Task to complete: Please output exactly the lines from the one containing "Decode this image" through the end of the records below, leaving out any pictures.

Supplied material:
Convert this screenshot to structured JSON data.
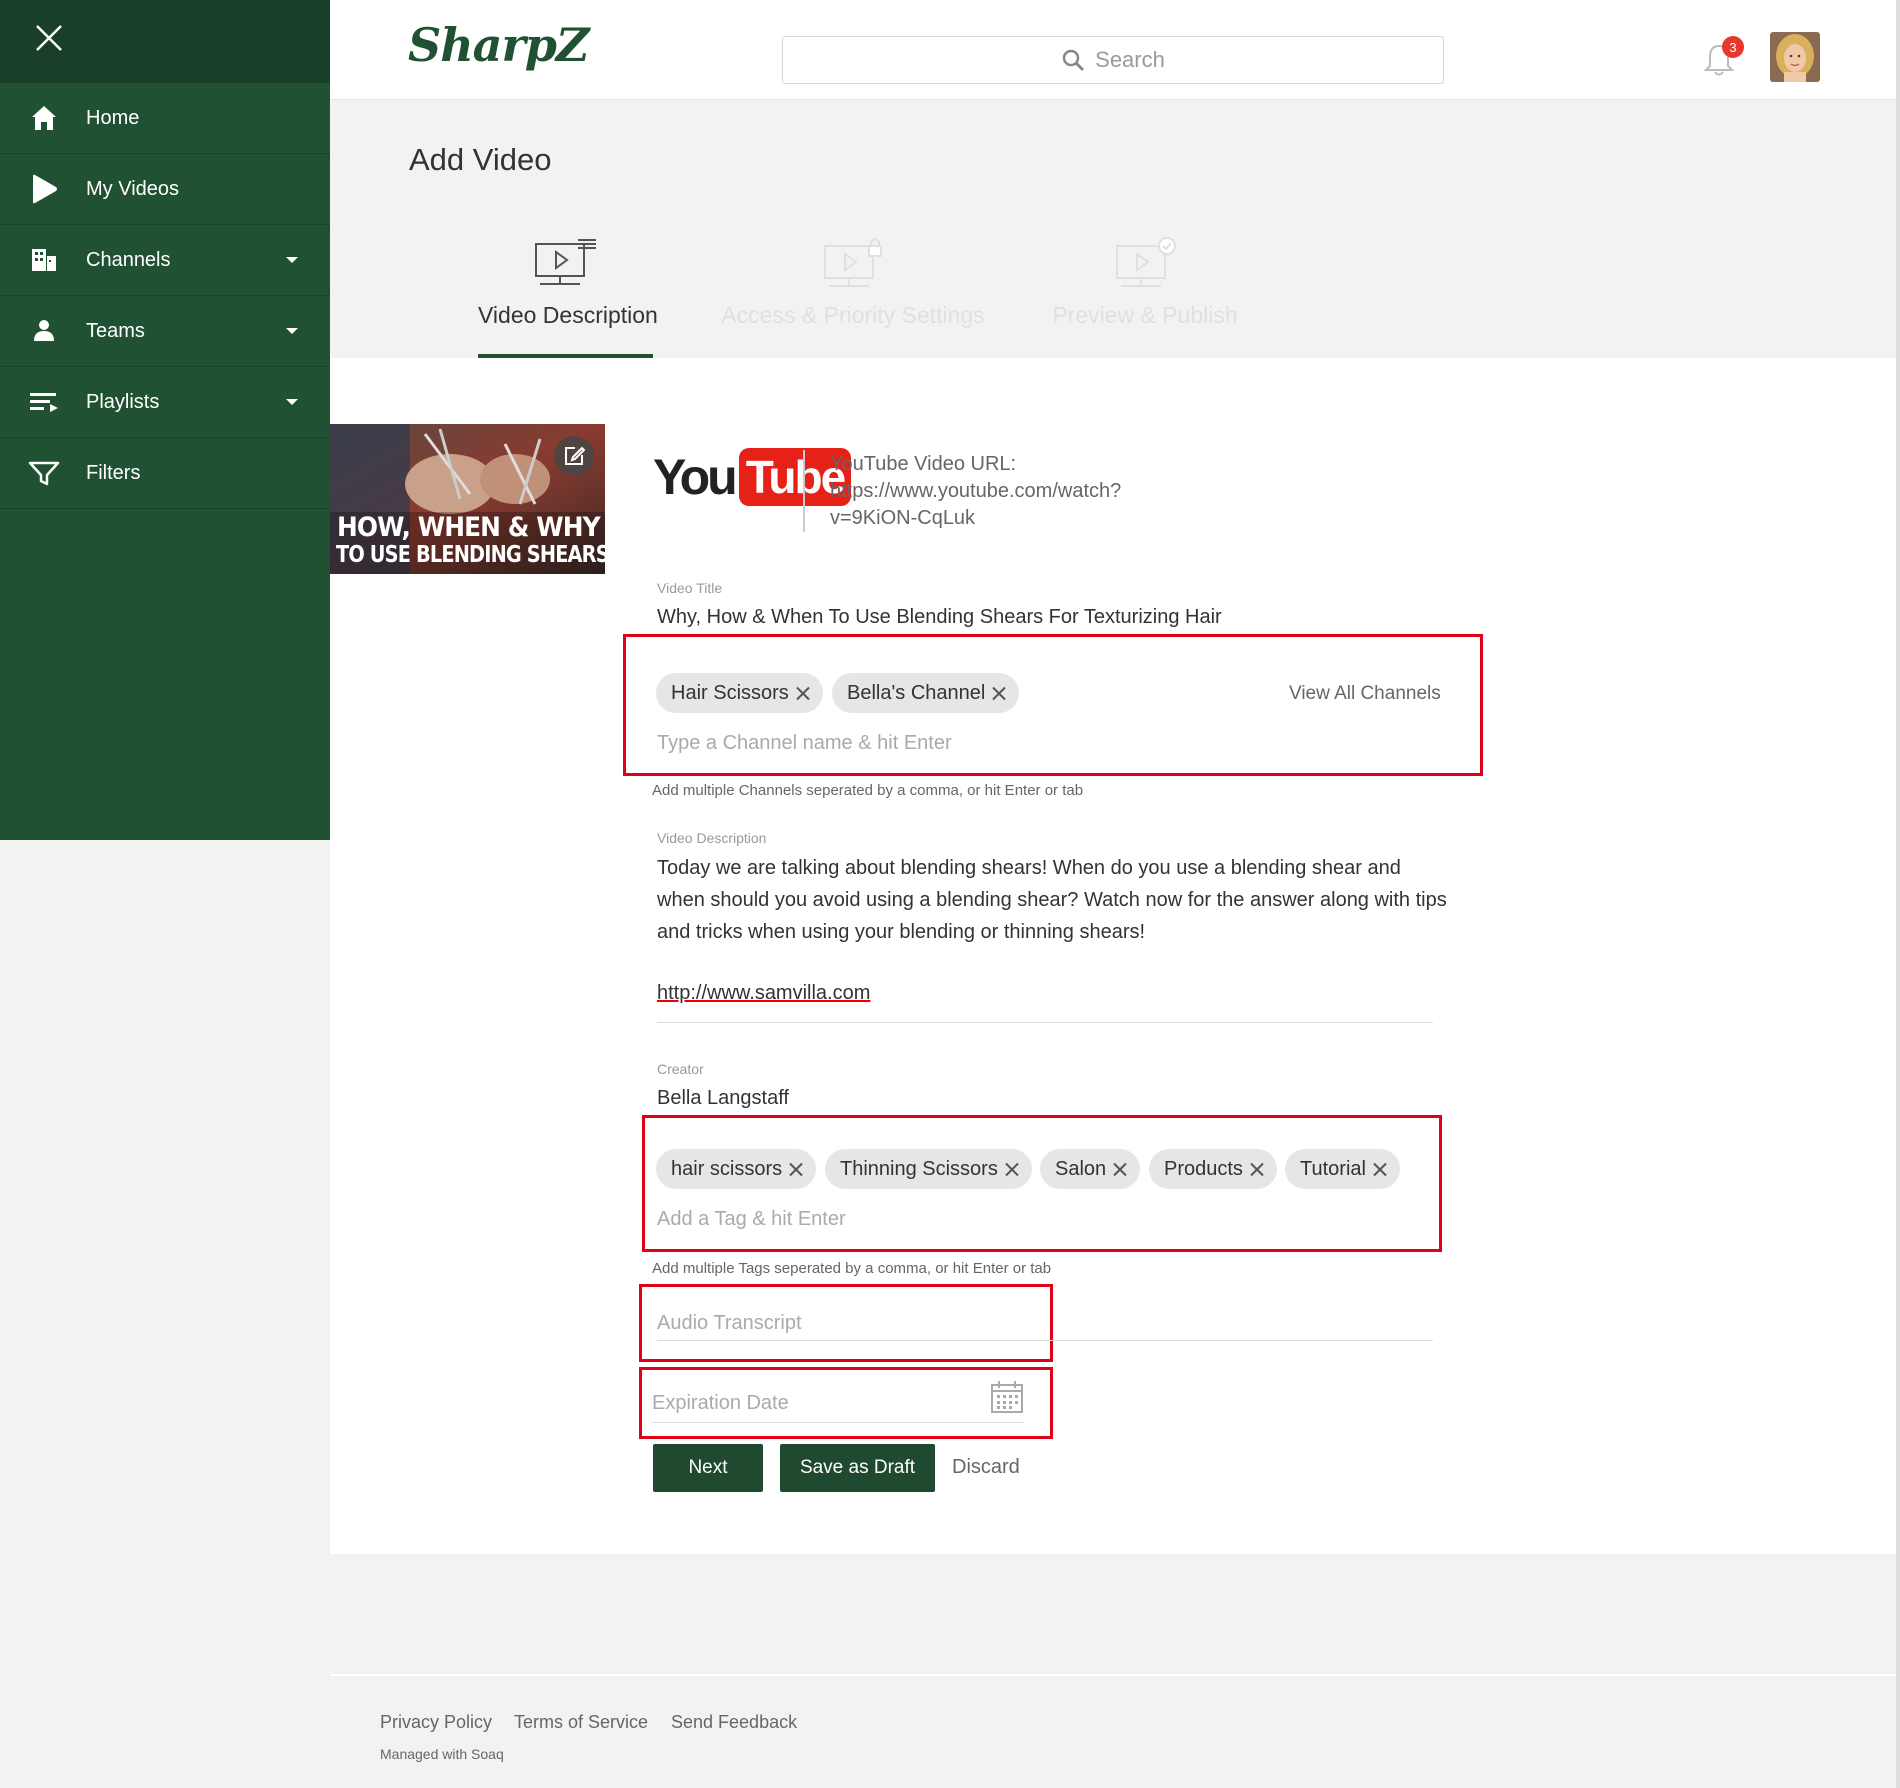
{
  "sidebar": {
    "items": [
      {
        "label": "Home",
        "icon": "home-icon"
      },
      {
        "label": "My Videos",
        "icon": "play-icon"
      },
      {
        "label": "Channels",
        "icon": "channels-icon"
      },
      {
        "label": "Teams",
        "icon": "team-icon"
      },
      {
        "label": "Playlists",
        "icon": "playlist-icon"
      },
      {
        "label": "Filters",
        "icon": "filter-icon"
      }
    ]
  },
  "header": {
    "logo_text": "SharpZ",
    "search_placeholder": "Search",
    "notification_count": "3"
  },
  "page": {
    "title": "Add Video"
  },
  "steps": [
    {
      "label": "Video Description",
      "state": "active"
    },
    {
      "label": "Access & Priority Settings",
      "state": "disabled"
    },
    {
      "label": "Preview & Publish",
      "state": "disabled"
    }
  ],
  "thumbnail": {
    "line1": "HOW, WHEN & WHY",
    "line2": "TO USE BLENDING SHEARS"
  },
  "youtube": {
    "logo_you": "You",
    "logo_tube": "Tube",
    "url_label": "YouTube Video URL:",
    "url_line1": "https://www.youtube.com/watch?",
    "url_line2": "v=9KiON-CqLuk"
  },
  "form": {
    "title_label": "Video Title",
    "title_value": "Why, How & When To Use Blending Shears For Texturizing Hair",
    "channels": [
      "Hair Scissors",
      "Bella's Channel"
    ],
    "view_all_channels": "View All Channels",
    "channel_placeholder": "Type a Channel name & hit Enter",
    "channel_helper": "Add multiple Channels seperated by a comma, or hit Enter or tab",
    "description_label": "Video Description",
    "description_value": "Today we are talking about blending shears! When do you use a blending shear and when should you avoid using a blending shear? Watch now for the answer along with tips and tricks when using your blending or thinning shears!",
    "description_link": "http://www.samvilla.com",
    "creator_label": "Creator",
    "creator_value": "Bella Langstaff",
    "tags": [
      "hair scissors",
      "Thinning Scissors",
      "Salon",
      "Products",
      "Tutorial"
    ],
    "tag_placeholder": "Add a Tag & hit Enter",
    "tag_helper": "Add multiple Tags seperated by a comma, or hit Enter or tab",
    "transcript_placeholder": "Audio Transcript",
    "expiration_placeholder": "Expiration Date"
  },
  "buttons": {
    "next": "Next",
    "save_draft": "Save as Draft",
    "discard": "Discard"
  },
  "footer": {
    "privacy": "Privacy Policy",
    "terms": "Terms of Service",
    "feedback": "Send Feedback",
    "managed": "Managed with Soaq"
  },
  "colors": {
    "brand_green": "#215133",
    "highlight_red": "#e00018",
    "badge_red": "#e8382b"
  }
}
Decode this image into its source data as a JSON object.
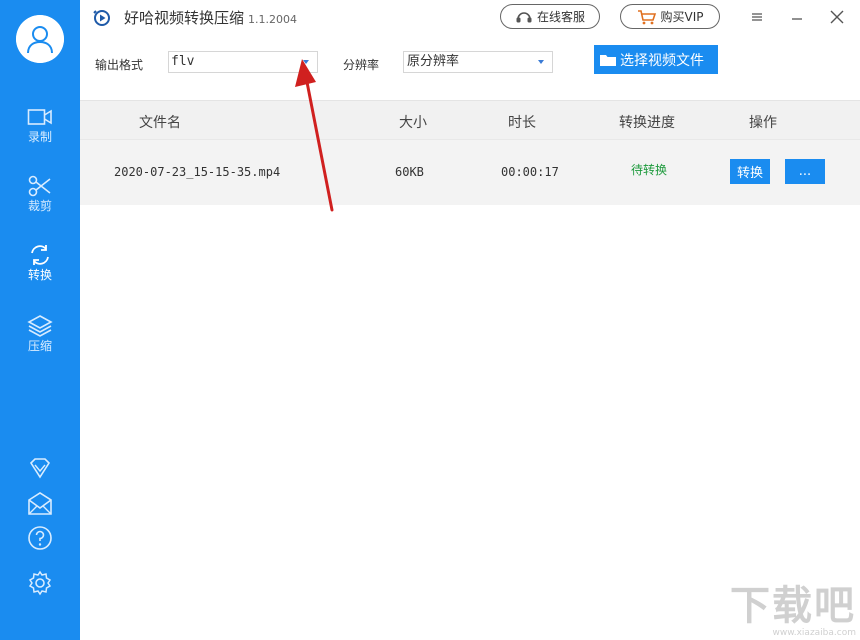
{
  "app": {
    "title": "好哈视频转换压缩",
    "version": "1.1.2004",
    "support_label": "在线客服",
    "vip_label": "购买VIP"
  },
  "sidebar": {
    "items": [
      {
        "label": "录制",
        "icon": "video-camera-icon"
      },
      {
        "label": "裁剪",
        "icon": "scissors-icon"
      },
      {
        "label": "转换",
        "icon": "convert-cycle-icon",
        "active": true
      },
      {
        "label": "压缩",
        "icon": "layers-icon"
      }
    ],
    "bottom_icons": [
      "diamond-icon",
      "mail-icon",
      "help-icon",
      "settings-icon"
    ]
  },
  "toolbar": {
    "format_label": "输出格式",
    "format_value": "flv",
    "resolution_label": "分辨率",
    "resolution_value": "原分辨率",
    "choose_file_label": "选择视频文件"
  },
  "table": {
    "columns": [
      "文件名",
      "大小",
      "时长",
      "转换进度",
      "操作"
    ],
    "rows": [
      {
        "filename": "2020-07-23_15-15-35.mp4",
        "size": "60KB",
        "duration": "00:00:17",
        "status": "待转换",
        "convert_label": "转换",
        "more_label": "..."
      }
    ]
  },
  "watermark": {
    "text": "下载吧",
    "url": "www.xiazaiba.com"
  },
  "colors": {
    "brand_blue": "#1a8cf0",
    "status_green": "#1d9a3c",
    "annotation_red": "#d0201f"
  }
}
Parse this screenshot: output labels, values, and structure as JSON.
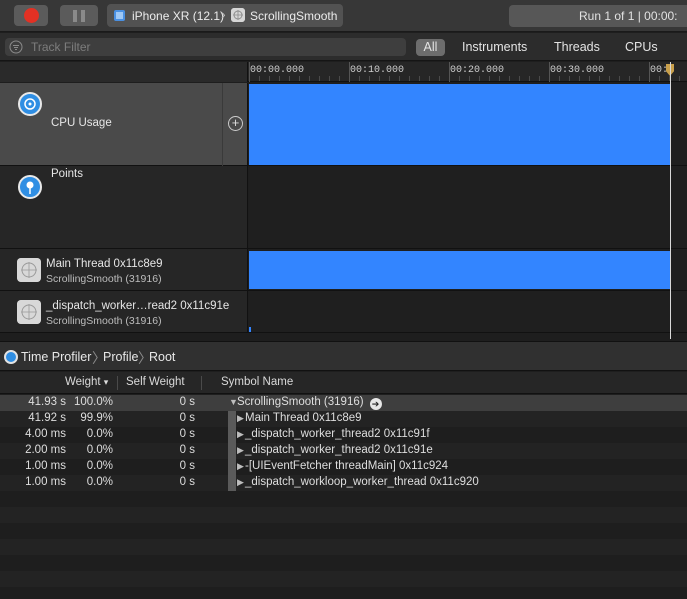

Solution below:
Decode this image into its source data as a JSON object.
{
  "app": {
    "title": "好哈视频转换压缩",
    "version": "1.1.2004",
    "support_label": "在线客服",
    "vip_label": "购买VIP"
  },
  "sidebar": {
    "items": [
      {
        "label": "录制",
        "icon": "video-camera-icon"
      },
      {
        "label": "裁剪",
        "icon": "scissors-icon"
      },
      {
        "label": "转换",
        "icon": "convert-cycle-icon",
        "active": true
      },
      {
        "label": "压缩",
        "icon": "layers-icon"
      }
    ],
    "bottom_icons": [
      "diamond-icon",
      "mail-icon",
      "help-icon",
      "settings-icon"
    ]
  },
  "toolbar": {
    "format_label": "输出格式",
    "format_value": "flv",
    "resolution_label": "分辨率",
    "resolution_value": "原分辨率",
    "choose_file_label": "选择视频文件"
  },
  "table": {
    "columns": [
      "文件名",
      "大小",
      "时长",
      "转换进度",
      "操作"
    ],
    "rows": [
      {
        "filename": "2020-07-23_15-15-35.mp4",
        "size": "60KB",
        "duration": "00:00:17",
        "status": "待转换",
        "convert_label": "转换",
        "more_label": "..."
      }
    ]
  },
  "watermark": {
    "text": "下载吧",
    "url": "www.xiazaiba.com"
  },
  "colors": {
    "brand_blue": "#1a8cf0",
    "status_green": "#1d9a3c",
    "annotation_red": "#d0201f"
  }
}
Parse this screenshot: output labels, values, and structure as JSON.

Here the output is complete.